Giant vessels against the vast expanse of sea looking like art installations, ship wreckage submerged in water near the shore, workers on the ship along with several other images, according to Shovan, are his reaction to a physical site which is also a huge recycling affair. “What happens to these ships after they are brought there? They are sold by the tonne. It is supplied to different industries and each and every part is melted and recycled.”

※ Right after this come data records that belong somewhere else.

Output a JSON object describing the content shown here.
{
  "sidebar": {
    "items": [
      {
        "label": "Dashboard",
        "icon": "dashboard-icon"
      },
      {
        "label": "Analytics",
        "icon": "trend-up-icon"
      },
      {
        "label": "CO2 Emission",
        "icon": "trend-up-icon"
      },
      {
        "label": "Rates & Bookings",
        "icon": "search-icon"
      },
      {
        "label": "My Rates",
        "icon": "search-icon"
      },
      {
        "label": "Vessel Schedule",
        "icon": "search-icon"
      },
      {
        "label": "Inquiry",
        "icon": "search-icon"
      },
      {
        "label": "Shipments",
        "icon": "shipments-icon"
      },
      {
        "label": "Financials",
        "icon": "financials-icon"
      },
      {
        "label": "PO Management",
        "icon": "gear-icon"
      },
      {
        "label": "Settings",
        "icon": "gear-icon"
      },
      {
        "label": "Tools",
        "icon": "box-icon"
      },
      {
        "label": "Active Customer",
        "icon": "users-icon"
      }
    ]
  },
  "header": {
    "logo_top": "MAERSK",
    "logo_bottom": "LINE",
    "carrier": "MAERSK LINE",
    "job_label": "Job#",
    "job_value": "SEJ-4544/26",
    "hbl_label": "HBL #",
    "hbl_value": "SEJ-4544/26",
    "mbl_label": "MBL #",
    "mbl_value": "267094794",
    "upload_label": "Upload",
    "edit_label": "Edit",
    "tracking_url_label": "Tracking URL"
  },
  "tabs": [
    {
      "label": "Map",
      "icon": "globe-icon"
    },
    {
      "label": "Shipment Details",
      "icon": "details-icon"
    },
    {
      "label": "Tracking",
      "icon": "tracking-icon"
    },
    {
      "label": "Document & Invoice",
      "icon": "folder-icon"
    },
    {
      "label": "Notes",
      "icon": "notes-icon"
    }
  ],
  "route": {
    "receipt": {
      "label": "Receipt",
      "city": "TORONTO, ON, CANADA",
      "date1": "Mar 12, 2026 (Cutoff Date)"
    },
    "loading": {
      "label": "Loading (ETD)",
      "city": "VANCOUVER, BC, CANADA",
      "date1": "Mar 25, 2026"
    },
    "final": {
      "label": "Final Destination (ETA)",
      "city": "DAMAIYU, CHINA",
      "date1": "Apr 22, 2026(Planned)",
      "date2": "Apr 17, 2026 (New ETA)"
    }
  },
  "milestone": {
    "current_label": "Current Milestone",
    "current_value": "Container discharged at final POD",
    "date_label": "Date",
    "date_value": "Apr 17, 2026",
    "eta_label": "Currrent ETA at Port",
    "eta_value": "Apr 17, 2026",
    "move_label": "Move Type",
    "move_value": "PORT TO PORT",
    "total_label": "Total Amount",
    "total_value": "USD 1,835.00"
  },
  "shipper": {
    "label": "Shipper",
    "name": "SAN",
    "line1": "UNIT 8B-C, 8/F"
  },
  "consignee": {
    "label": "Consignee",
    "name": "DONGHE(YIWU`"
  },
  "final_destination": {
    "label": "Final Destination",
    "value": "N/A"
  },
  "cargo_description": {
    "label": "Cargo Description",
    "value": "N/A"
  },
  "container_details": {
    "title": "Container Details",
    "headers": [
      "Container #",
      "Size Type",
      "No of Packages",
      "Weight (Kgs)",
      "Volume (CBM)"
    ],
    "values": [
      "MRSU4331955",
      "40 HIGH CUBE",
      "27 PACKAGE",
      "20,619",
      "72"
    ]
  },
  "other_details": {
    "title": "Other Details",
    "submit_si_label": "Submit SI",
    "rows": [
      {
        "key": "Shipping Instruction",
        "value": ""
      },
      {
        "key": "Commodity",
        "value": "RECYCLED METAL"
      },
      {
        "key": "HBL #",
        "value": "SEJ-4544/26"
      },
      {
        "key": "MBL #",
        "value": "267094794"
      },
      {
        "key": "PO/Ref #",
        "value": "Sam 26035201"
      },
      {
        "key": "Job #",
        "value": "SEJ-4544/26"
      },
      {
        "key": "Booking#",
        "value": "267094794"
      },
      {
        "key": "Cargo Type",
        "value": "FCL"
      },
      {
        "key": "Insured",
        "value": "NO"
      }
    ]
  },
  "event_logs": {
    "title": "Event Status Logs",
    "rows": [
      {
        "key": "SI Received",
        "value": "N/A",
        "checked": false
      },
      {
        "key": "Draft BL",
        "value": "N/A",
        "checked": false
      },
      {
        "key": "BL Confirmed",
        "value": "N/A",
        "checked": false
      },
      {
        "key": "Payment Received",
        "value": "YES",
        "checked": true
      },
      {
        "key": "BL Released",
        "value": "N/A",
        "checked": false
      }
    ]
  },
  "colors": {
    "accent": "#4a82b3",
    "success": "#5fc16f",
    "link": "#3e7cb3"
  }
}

Shovan says that he has built not one but two narratives around it. “The first is a more philosophical one about birth, death and rebirth where I look at these vessels as a person. They go through different journeys and reach the last leg of their lives. Their last phase is destructive before being transformed. In the other narrative, I am looking at it in a very literal way. What happens when a man-made object loses its utility and materiality? In most cases it is discarded but here it is transformed.”
Shot in a documentary style merged with fine art photography, Shovan plans to exhibit all of it eventually on national and international platforms. “There are subtle references about the working conditions of people and environmental concerns but since this is about the subject of habitat, only certain works have been selected. It’s a curatorial concern.”
(The exhibition is on at Max Mueller Bhawan, Kasturba Gandhi Marg, till May 16)